South African artist Mbongeni Buthelezi is turning discarded bits of plastic into sought-after works of art.

The plastic bubbles pop under Buthelezi's fingertips, calloused from manipulating the hot, molten material he uses to create large abstract pieces and portraits.

In one work, purple and orange soft drink labels become the clothes worn by women chatting on a street corner. The plastic's rough texture evokes the grit of life in South Africa's townships.

"I'm influenced by people. Wherever I look or whatever I do, it's always being tempered by a human being," said Buthelezi.

A vivid series of black and white portraits of children playing is especially poignant for Buthelezi, who at 11 broke his back trying to lift a bag of cement as he helped his father make bricks.

"I never had a chance to play," he remembers.

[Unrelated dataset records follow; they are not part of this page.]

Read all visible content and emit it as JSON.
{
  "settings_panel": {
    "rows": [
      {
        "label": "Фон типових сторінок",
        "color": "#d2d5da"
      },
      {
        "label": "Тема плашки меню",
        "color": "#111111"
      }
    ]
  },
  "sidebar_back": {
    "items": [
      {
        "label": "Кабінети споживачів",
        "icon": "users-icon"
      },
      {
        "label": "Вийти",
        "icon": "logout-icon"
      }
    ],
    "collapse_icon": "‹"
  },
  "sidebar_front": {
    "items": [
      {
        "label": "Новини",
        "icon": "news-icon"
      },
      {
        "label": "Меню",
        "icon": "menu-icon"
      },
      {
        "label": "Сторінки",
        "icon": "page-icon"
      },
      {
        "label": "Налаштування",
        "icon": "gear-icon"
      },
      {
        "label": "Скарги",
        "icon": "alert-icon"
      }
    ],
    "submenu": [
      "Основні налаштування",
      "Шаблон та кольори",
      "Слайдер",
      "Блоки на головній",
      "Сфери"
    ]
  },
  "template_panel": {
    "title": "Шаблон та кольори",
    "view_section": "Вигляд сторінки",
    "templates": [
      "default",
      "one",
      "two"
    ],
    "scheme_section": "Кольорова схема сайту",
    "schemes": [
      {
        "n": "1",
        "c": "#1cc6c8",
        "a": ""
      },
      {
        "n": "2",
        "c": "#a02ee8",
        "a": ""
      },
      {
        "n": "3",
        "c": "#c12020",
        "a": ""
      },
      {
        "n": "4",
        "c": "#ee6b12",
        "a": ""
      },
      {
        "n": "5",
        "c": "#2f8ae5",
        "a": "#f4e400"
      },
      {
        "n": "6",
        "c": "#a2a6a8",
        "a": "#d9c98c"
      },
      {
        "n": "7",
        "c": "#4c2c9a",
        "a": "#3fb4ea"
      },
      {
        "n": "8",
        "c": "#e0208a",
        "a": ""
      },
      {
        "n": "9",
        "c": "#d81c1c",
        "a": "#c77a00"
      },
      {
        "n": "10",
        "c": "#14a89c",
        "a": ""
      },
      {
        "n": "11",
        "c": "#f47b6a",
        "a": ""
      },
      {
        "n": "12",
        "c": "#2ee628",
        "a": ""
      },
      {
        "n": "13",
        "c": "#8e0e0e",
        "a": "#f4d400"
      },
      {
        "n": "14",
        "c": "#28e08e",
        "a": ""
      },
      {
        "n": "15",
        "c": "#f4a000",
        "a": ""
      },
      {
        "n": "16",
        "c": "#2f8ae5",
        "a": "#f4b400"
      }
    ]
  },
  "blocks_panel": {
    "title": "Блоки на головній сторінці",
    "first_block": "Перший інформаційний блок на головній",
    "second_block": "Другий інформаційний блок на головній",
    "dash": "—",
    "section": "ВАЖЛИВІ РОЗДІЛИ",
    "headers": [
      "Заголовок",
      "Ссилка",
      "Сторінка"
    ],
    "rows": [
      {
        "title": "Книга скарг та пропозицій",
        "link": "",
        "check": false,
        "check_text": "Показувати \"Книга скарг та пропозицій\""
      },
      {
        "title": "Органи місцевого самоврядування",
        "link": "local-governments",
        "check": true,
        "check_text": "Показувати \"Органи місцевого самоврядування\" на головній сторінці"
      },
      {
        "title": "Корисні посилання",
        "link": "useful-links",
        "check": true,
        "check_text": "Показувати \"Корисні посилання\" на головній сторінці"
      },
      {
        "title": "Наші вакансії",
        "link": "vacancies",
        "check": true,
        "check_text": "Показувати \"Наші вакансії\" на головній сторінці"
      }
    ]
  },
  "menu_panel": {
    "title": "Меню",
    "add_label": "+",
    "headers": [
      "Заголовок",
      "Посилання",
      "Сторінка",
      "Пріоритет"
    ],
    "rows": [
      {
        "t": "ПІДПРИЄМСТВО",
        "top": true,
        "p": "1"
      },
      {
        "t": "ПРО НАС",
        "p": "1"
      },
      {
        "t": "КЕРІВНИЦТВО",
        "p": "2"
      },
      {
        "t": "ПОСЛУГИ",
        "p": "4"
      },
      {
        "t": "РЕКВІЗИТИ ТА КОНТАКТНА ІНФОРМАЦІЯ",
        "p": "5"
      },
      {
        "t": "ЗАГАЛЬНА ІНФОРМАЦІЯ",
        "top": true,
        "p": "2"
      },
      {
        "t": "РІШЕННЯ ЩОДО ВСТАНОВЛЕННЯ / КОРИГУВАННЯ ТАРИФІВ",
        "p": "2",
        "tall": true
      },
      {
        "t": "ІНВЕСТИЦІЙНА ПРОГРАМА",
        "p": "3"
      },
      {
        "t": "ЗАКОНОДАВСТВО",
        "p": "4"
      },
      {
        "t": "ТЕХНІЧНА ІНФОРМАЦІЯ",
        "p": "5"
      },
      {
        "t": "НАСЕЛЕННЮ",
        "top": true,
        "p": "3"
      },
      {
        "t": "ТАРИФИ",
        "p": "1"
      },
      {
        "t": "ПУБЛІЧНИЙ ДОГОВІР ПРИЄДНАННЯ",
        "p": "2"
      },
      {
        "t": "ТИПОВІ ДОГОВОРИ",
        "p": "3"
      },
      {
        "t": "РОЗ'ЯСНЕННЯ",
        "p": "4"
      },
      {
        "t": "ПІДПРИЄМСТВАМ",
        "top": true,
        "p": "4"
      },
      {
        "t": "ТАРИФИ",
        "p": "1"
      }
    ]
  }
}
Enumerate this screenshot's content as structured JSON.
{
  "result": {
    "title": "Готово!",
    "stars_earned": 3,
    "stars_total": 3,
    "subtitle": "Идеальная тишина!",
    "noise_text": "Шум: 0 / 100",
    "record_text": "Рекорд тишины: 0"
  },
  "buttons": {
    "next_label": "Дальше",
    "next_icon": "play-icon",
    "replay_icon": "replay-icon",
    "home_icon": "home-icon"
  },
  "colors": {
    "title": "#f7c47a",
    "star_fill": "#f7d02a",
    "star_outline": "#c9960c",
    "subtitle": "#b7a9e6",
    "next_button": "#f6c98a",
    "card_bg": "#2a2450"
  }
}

Buthelezi isn't angry; instead he appreciates the lesson of hard work and independence.

The 49-year-old artist began working with plastic in his final year of art school while looking for a distinctive medium that a poor student could afford. He found inspiration in a heap of plastic and a heat gun forgotten in the school's shed, beginning a career in found art that has lasted 23 years.

Buthelezi's use of throwaway objects to depict often forgotten about people sets him apart as an artist, says art critic Karabo Kgoleng Dada, who counts Buthelezi as one of a growing number of South African artists whose work reflects an awareness of humanity's often detrimental impact on the environment.

Kgoleng Dada says it remains to be seen in what new directions Buthelezi can take his art: "Has he kind of painted himself into a corner using this medium? How far will he take it? That's something we also have to wait to watch."